Dirt transforms to concrete. A mixture of sour chemical chlorine mixes with the sweet, almost maple, scent of the green leaved, gray branched trees around the pool complex. I jog down the covered pathway, past the closed concession stand as my father signs in on the checklist posted on the wooden wall of building that forms the tunnel.
We have the pool to ourselves. I don’t even consider the lack of people around us then, at that age. Later, I will understand that we visited during the off-season. Later, I will be told that we could only take this trip because my grandparents, my father’s parents paid for it because my father was often out of work and my mother’s waitressing job money went to some groceries or fast food meals during vacation. But I don’t think about who is paying for what as I jog to the edge of the pool that looks like a vast but contained clear ocean.
My father holds my hand as we walk down the stairs into the shallow end. The glossy water reflecting the grey clouds moving across the blue sky above. He lets go and submerges underneath the water to the deeper end. I doggy paddle because I don’t want my feet to make contact with the rough, spikey plaster on the bed of the pool. The skin on my feet crack and peel, have not become thick and rough like my father’s.
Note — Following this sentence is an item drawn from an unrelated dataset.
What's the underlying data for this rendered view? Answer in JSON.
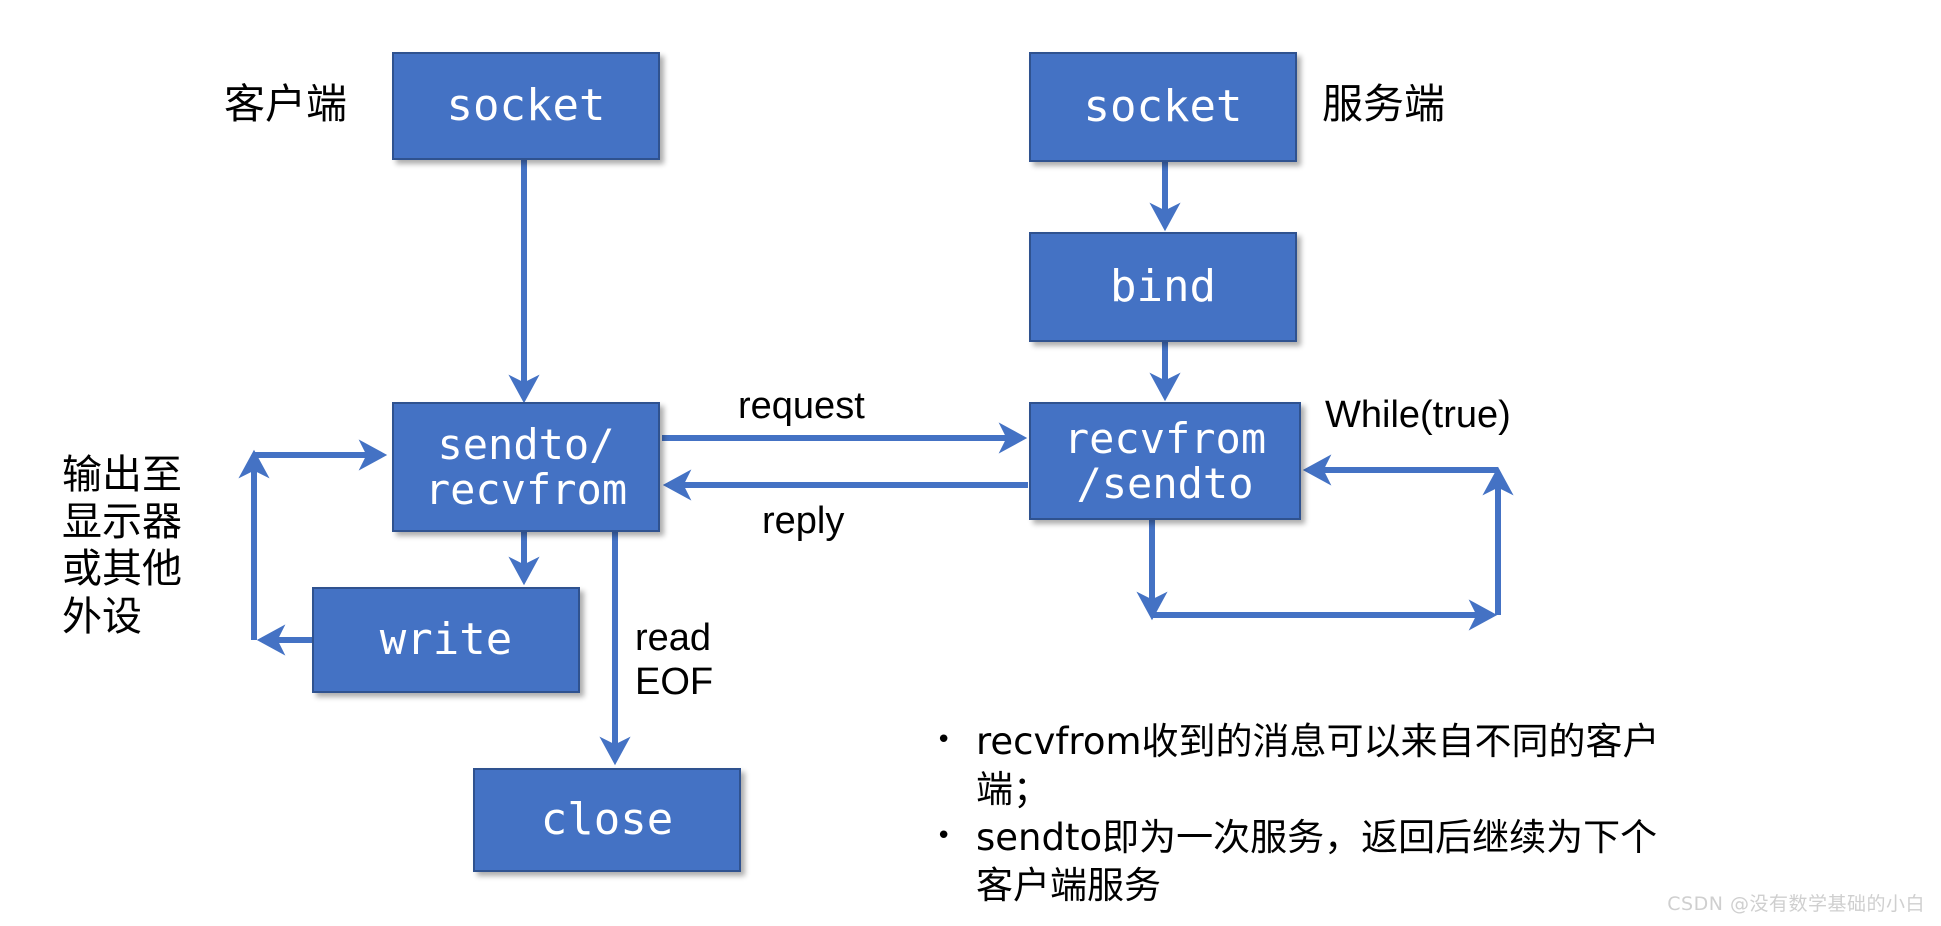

He emerges. His hair slicked back. His wet chest hair forms almost the shape of a bird’s tail against his skin. I’m a buoy that has attracted the attention of my father. He pushes his way through the thick water towards me. I don’t remember being afraid of him. He gets closer, and I reach my arms out. He picks me up out of the water, holds me close to him. I shiver from the cold water and the cooler, early spring southern air. He spins us around back towards the deep end.
“Throw me. Throw me.” I shout as my teeth clatter.
“Get ready to launch,” he says.
I’m both afraid to let go of my grasp on his shoulders, and excited to soar through the air. He throws me. I splash into the water of the shallow end. A little water goes up my nose. My feet push into the bottom of the pool. The puckered plaster pokes into my soft skin. Blood leaks out as I swim up to the surface. My head makes it above water, my hair matted down to the top of my forehead. My father pushes through the water towards me. He smiles. I doggy paddle towards him.
“Again. Again,” I say.